━━━ RECORDED DATA

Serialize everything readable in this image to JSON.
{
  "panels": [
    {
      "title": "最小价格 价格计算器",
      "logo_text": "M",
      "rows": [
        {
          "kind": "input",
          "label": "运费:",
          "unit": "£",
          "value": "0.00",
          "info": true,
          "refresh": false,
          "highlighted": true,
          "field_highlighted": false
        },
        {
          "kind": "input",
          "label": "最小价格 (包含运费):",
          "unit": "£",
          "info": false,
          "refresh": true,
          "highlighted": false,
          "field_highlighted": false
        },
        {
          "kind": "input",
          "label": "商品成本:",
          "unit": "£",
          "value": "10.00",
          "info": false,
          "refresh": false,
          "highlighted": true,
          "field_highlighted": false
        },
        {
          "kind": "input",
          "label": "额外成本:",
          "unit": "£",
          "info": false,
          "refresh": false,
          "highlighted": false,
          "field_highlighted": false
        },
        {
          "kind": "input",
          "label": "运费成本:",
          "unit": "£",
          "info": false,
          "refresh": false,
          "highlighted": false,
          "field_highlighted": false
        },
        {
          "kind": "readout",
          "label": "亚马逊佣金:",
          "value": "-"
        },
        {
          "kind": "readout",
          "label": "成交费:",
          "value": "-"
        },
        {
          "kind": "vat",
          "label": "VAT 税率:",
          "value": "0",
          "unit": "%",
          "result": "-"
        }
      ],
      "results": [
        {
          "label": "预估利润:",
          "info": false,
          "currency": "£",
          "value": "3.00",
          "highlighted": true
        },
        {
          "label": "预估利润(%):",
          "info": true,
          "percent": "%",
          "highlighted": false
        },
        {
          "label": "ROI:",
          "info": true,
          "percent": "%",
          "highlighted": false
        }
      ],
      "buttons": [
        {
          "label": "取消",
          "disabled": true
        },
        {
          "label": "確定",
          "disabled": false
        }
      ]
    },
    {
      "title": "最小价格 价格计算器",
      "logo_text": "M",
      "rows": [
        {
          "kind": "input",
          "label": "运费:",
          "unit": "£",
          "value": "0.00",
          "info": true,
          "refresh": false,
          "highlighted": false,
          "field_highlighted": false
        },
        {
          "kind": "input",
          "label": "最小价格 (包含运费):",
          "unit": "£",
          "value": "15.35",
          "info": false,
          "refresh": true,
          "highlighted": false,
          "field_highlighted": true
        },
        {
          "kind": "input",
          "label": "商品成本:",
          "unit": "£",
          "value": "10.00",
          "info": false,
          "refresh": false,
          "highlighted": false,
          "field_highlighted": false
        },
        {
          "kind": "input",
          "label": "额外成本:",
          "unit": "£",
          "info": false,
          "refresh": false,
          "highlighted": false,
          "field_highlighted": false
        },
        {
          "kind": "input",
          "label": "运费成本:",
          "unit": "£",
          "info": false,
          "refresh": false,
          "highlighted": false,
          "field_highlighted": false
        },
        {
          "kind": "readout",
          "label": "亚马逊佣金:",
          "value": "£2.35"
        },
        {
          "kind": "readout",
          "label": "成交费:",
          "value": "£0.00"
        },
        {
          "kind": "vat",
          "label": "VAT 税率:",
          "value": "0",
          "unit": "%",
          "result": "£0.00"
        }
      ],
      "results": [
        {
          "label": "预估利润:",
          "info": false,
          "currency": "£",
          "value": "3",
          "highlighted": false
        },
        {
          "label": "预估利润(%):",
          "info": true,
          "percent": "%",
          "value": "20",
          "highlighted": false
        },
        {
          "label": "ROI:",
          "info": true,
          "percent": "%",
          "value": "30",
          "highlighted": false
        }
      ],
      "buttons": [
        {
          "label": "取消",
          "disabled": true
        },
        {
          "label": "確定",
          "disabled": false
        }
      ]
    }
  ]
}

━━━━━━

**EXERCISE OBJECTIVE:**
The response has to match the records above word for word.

**OUTPUT BELOW:**
Serialize everything readable in this image to JSON.
{
  "panels": [
    {
      "title": "最小价格 价格计算器",
      "logo_text": "M",
      "rows": [
        {
          "kind": "input",
          "label": "运费:",
          "unit": "£",
          "value": "0.00",
          "info": true,
          "refresh": false,
          "highlighted": true,
          "field_highlighted": false
        },
        {
          "kind": "input",
          "label": "最小价格 (包含运费):",
          "unit": "£",
          "info": false,
          "refresh": true,
          "highlighted": false,
          "field_highlighted": false
        },
        {
          "kind": "input",
          "label": "商品成本:",
          "unit": "£",
          "value": "10.00",
          "info": false,
          "refresh": false,
          "highlighted": true,
          "field_highlighted": false
        },
        {
          "kind": "input",
          "label": "额外成本:",
          "unit": "£",
          "info": false,
          "refresh": false,
          "highlighted": false,
          "field_highlighted": false
        },
        {
          "kind": "input",
          "label": "运费成本:",
          "unit": "£",
          "info": false,
          "refresh": false,
          "highlighted": false,
          "field_highlighted": false
        },
        {
          "kind": "readout",
          "label": "亚马逊佣金:",
          "value": "-"
        },
        {
          "kind": "readout",
          "label": "成交费:",
          "value": "-"
        },
        {
          "kind": "vat",
          "label": "VAT 税率:",
          "value": "0",
          "unit": "%",
          "result": "-"
        }
      ],
      "results": [
        {
          "label": "预估利润:",
          "info": false,
          "currency": "£",
          "value": "3.00",
          "highlighted": true
        },
        {
          "label": "预估利润(%):",
          "info": true,
          "percent": "%",
          "highlighted": false
        },
        {
          "label": "ROI:",
          "info": true,
          "percent": "%",
          "highlighted": false
        }
      ],
      "buttons": [
        {
          "label": "取消",
          "disabled": true
        },
        {
          "label": "確定",
          "disabled": false
        }
      ]
    },
    {
      "title": "最小价格 价格计算器",
      "logo_text": "M",
      "rows": [
        {
          "kind": "input",
          "label": "运费:",
          "unit": "£",
          "value": "0.00",
          "info": true,
          "refresh": false,
          "highlighted": false,
          "field_highlighted": false
        },
        {
          "kind": "input",
          "label": "最小价格 (包含运费):",
          "unit": "£",
          "value": "15.35",
          "info": false,
          "refresh": true,
          "highlighted": false,
          "field_highlighted": true
        },
        {
          "kind": "input",
          "label": "商品成本:",
          "unit": "£",
          "value": "10.00",
          "info": false,
          "refresh": false,
          "highlighted": false,
          "field_highlighted": false
        },
        {
          "kind": "input",
          "label": "额外成本:",
          "unit": "£",
          "info": false,
          "refresh": false,
          "highlighted": false,
          "field_highlighted": false
        },
        {
          "kind": "input",
          "label": "运费成本:",
          "unit": "£",
          "info": false,
          "refresh": false,
          "highlighted": false,
          "field_highlighted": false
        },
        {
          "kind": "readout",
          "label": "亚马逊佣金:",
          "value": "£2.35"
        },
        {
          "kind": "readout",
          "label": "成交费:",
          "value": "£0.00"
        },
        {
          "kind": "vat",
          "label": "VAT 税率:",
          "value": "0",
          "unit": "%",
          "result": "£0.00"
        }
      ],
      "results": [
        {
          "label": "预估利润:",
          "info": false,
          "currency": "£",
          "value": "3",
          "highlighted": false
        },
        {
          "label": "预估利润(%):",
          "info": true,
          "percent": "%",
          "value": "20",
          "highlighted": false
        },
        {
          "label": "ROI:",
          "info": true,
          "percent": "%",
          "value": "30",
          "highlighted": false
        }
      ],
      "buttons": [
        {
          "label": "取消",
          "disabled": true
        },
        {
          "label": "確定",
          "disabled": false
        }
      ]
    }
  ]
}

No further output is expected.